Job thought He knew God. He was a faithful servant (God Himself lauded him as so), trusted deeply in God, and cared about His Maker immensely.

Throughout the book of Job, his faithfulness never wavers. But his knowledge does. What he thinks he knows, he soon realizes, is not the full extent of who God is.

When Job realizes he does not know God as well as he thought, it initiates the end of his long trial.

In Chapter 40, verse 4 (two chapters before today’s verse), Job confesses “I am vile”, which could also be translated, “I am small”. Job went from thinking he could win an argument with God to just saying, in essence, you are too big for me. Now that Job understands how vast God is, how unable he is to fully know God, he relents. Job stops trying to question God’s ways.

Knowing God means realizing God is so far beyond us. We might not be able to recognize His benevolent intent through all the fog of difficult circumstances. But it is that very thing that makes difficulty so ripe with opportunity. It allows us to see that God is so beautiful, so wonderful, so vast. He transcends our reason and our circumstances. He is in both but contained by neither.

In order to live in the fullness of life, we have to acknowledge that God is God and we are not. We are not equals at a negotiating table. He does not owe us an explanation. He is up to “more than we can ask or imagine” (Ephesians 3:20). The true call in our lives to know God is not about figuring Him out – it is about trusting Him. To believe that He has our best interest at heart, even when that seems impossible to fathom.

“I have heard of You by the hearing of the ear; But now my eye sees You; Therefore I retract”
– Job 42:5,6a

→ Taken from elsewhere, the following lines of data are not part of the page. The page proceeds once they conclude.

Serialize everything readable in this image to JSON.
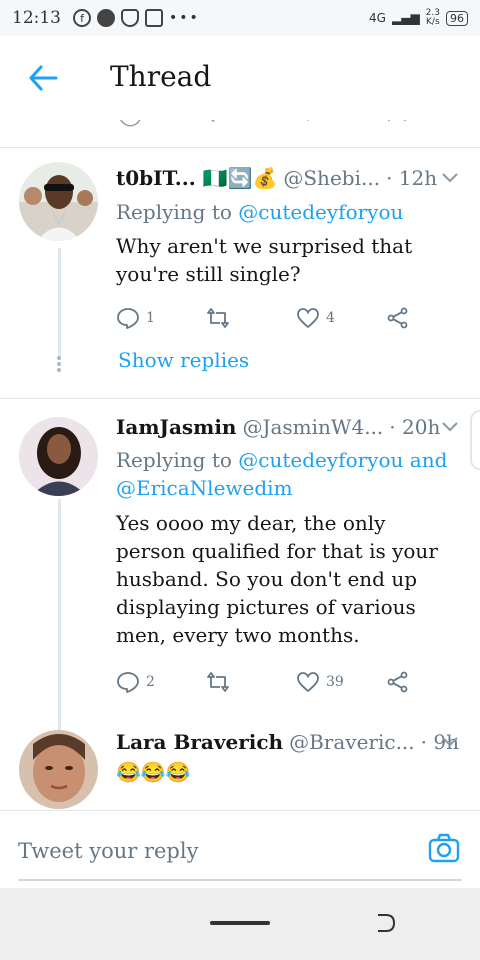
{
  "status_bar": {
    "time": "12:13",
    "network": "4G",
    "speed_value": "2.3",
    "speed_unit": "K/s",
    "battery": "96"
  },
  "header": {
    "title": "Thread"
  },
  "tweets": [
    {
      "name": "t0bIT... 🇳🇬🔄💰",
      "handle": "@Shebi...",
      "time": "· 12h",
      "replying_prefix": "Replying to",
      "replying_to": "@cutedeyforyou",
      "body": "Why aren't we surprised that you're still single?",
      "reply_count": "1",
      "retweet_count": "",
      "like_count": "4",
      "show_replies": "Show replies"
    },
    {
      "name": "IamJasmin",
      "handle": "@JasminW4...",
      "time": "· 20h",
      "replying_prefix": "Replying to",
      "replying_to": "@cutedeyforyou",
      "replying_and": "and",
      "replying_to_2": "@EricaNlewedim",
      "body": "Yes oooo my dear, the only person qualified for that is your husband. So you don't end up displaying pictures of various men, every two months.",
      "reply_count": "2",
      "retweet_count": "",
      "like_count": "39"
    },
    {
      "name": "Lara Braverich",
      "handle": "@Braveric...",
      "time": "· 9h",
      "body": "😂😂😂"
    }
  ],
  "composer": {
    "placeholder": "Tweet your reply"
  },
  "colors": {
    "accent": "#1da1f2",
    "muted": "#657786",
    "divider": "#e1e8ed"
  }
}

One of the earliest stories in human history, The Book of Job is a foundational exploration of what it means to be human, how to relate to an Almighty God, and how to navigate the challenging (sometimes tragic) circumstances of daily life. This is the seventh of a seven part series that explores insights from The Book of Job and how to apply them to what we decide today.